Marine Air Station Yuma Arizona Coin is made from polished bronze with a smooth cut edge. The front of the coin features the words ‘Marine Corps Air Station Yuma, Arizona’ in white against a blue background. The center of the challenge coin displays the desert landscape and setting sun over the mountain range. On the back of the coin is the Eagle, Globe & Anchor and the words ‘United States Marine Corps – Semper Fidelis’.
This coin has the look and feel of genuine quality and would make a great addition to your collection or a special gift that any Leatherneck will appreciate. Arrives professionally & individually packaged. Made in USA.
Marine Corps Air Station Yuma Challenge Coin Features
- MCAS Yuma, Az Design.
- Bronze alloy.
- Accented in bold colors.
- Measures 1.75 in.
- Professionally & individually packaged.
- Made in USA.
- Licensed by the U.S. Marine Corps.
Marine Corps Air Station Yuma
Marine Corps Air Station Yuma (MCAS Yuma), located near Yuma, Arizona, is a prominent United States Marine Corps air station. Founded in 1928 as Fly Field, it was later transformed into Yuma Army Airfield during World War II.
MCAS Yuma is under the control of the 3rd Marine Aircraft Wing and has evolved into a key training and operational base for the USMC. It houses multiple F-35B Lightning II squadrons, Marine Aviation Weapons and Tactics Squadron 1 (MAWTS-1), Marine Operational Test and Evaluation Squadron 1 (VMX-1), and Marine Fighter Training Squadron 401 (VMFT-401) of the 4th Marine Aircraft Wing of the Marine Corps Reserve.
Apart from its USMC role, MCAS Yuma also serves a dual function as a joint-use civilian-military airport, sharing facilities with Yuma International Airport.
Currently, MCAS Yuma is a critical training facility for the US Marine Corps, focusing on air-to-ground operations and hosting essential aviation units. It stands out for its optimal flying conditions and extensive range areas. MCAS Yuma is a significant site for USMC aviation training and operations.
Marine Corps Challenge Coins
Marine Corps challenge coins are deeply rooted in military tradition. They symbolize honor, camaraderie, and individual accomplishments in the USMC.
Military challenge coins trace their roots back to ancient Rome, where custom coins rewarded exceptional feats. They later evolved into “portrait medals” during the Renaissance.
In the early US military, challenge coins were exclusive to high-ranking officers recognizing exceptional achievements. Notably, in World War I, a pilot’s coin saved his life by proving his identity. Some argue that modern challenge coin traditions, including in the Marine Corps, originated during the Vietnam War for bar entry.

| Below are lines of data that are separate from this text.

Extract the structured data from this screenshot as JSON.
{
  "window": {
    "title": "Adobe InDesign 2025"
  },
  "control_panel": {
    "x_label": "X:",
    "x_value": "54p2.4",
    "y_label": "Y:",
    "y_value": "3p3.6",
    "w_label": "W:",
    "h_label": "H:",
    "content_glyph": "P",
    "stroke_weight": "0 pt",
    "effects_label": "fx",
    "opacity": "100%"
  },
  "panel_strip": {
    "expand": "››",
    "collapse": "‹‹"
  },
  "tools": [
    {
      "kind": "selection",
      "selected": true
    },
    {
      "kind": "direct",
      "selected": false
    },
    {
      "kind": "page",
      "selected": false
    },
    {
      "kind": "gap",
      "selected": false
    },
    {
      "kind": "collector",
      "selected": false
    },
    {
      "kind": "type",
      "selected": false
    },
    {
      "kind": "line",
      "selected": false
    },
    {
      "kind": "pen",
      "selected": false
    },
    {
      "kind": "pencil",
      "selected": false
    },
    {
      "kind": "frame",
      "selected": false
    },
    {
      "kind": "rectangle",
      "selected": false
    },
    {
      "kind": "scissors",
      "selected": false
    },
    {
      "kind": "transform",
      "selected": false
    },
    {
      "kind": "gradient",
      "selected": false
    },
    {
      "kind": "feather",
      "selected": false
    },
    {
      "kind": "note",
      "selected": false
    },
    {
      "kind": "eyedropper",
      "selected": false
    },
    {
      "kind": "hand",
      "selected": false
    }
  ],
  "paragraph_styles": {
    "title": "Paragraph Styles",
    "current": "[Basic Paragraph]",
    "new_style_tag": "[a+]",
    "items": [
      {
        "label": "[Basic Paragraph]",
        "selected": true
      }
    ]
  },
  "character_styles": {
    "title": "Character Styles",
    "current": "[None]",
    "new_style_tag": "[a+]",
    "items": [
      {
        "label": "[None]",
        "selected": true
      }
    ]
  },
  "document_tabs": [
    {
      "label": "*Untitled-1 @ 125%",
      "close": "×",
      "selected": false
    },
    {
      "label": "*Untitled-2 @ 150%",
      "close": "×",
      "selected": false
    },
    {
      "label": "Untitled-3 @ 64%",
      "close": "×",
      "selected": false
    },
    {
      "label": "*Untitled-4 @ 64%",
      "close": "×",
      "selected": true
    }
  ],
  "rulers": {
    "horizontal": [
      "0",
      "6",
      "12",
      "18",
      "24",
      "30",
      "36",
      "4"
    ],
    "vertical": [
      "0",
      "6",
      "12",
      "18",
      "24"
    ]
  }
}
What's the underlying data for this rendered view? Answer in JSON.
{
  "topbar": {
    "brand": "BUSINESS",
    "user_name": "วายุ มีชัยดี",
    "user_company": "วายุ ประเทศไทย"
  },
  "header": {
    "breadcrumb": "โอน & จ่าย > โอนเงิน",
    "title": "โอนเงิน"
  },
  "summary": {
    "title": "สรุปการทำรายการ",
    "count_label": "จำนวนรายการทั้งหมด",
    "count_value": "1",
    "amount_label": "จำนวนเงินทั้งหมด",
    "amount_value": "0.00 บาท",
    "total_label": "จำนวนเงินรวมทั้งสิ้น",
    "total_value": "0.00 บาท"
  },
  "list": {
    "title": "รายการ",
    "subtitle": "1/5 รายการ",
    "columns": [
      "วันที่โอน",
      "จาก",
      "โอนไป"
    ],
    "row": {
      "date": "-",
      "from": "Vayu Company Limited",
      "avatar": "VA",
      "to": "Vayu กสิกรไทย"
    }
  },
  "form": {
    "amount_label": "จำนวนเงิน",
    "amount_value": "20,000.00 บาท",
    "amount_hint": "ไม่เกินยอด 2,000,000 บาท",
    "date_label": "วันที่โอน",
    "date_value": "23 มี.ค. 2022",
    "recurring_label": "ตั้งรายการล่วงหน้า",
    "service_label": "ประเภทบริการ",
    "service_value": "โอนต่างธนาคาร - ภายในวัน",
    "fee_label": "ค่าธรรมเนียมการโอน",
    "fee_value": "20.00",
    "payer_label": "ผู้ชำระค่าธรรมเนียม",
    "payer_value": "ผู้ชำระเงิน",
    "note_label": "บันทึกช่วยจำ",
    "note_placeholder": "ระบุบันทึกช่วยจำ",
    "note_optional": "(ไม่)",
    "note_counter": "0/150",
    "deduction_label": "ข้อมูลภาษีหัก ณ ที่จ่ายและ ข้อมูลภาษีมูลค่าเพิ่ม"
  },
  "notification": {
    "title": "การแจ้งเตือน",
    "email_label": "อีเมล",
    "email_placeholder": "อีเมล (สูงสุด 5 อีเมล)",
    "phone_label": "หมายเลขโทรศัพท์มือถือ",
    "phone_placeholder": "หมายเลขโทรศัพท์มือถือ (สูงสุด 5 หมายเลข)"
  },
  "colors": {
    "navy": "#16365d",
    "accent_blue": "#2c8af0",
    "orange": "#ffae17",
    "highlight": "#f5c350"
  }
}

Today, these coins signify specific achievements or service excellence and carry sentimental value, serving as tokens of significant moments in a Marine’s journey.
USMC Coin Check, Traditions, and Rules
A coin check is a spontaneous challenge where members must promptly display their coins.
Rules for coin checks are informal, allowing challenges to occur anywhere, anytime, by displaying the coin and shouting “coin check!” Accidentally dropping a coin counts as a deliberate challenge. Responding within ten seconds by presenting a unit’s coin is essential.
Consequences add a playful element: failure to produce a coin results in buying drinks for the challenger and others. Conversely, a successful challenge requires the challenger to buy a round for the group.
The tradition also includes coin theft, with successful thieves earning a drink. Coins are typically carried for easy access, with a widely accepted rule of “a step and a reach.” Presentation often occurs subtly during handshakes, with modifications like drilling holes or attaching them to belt buckles invalidating their challenge status.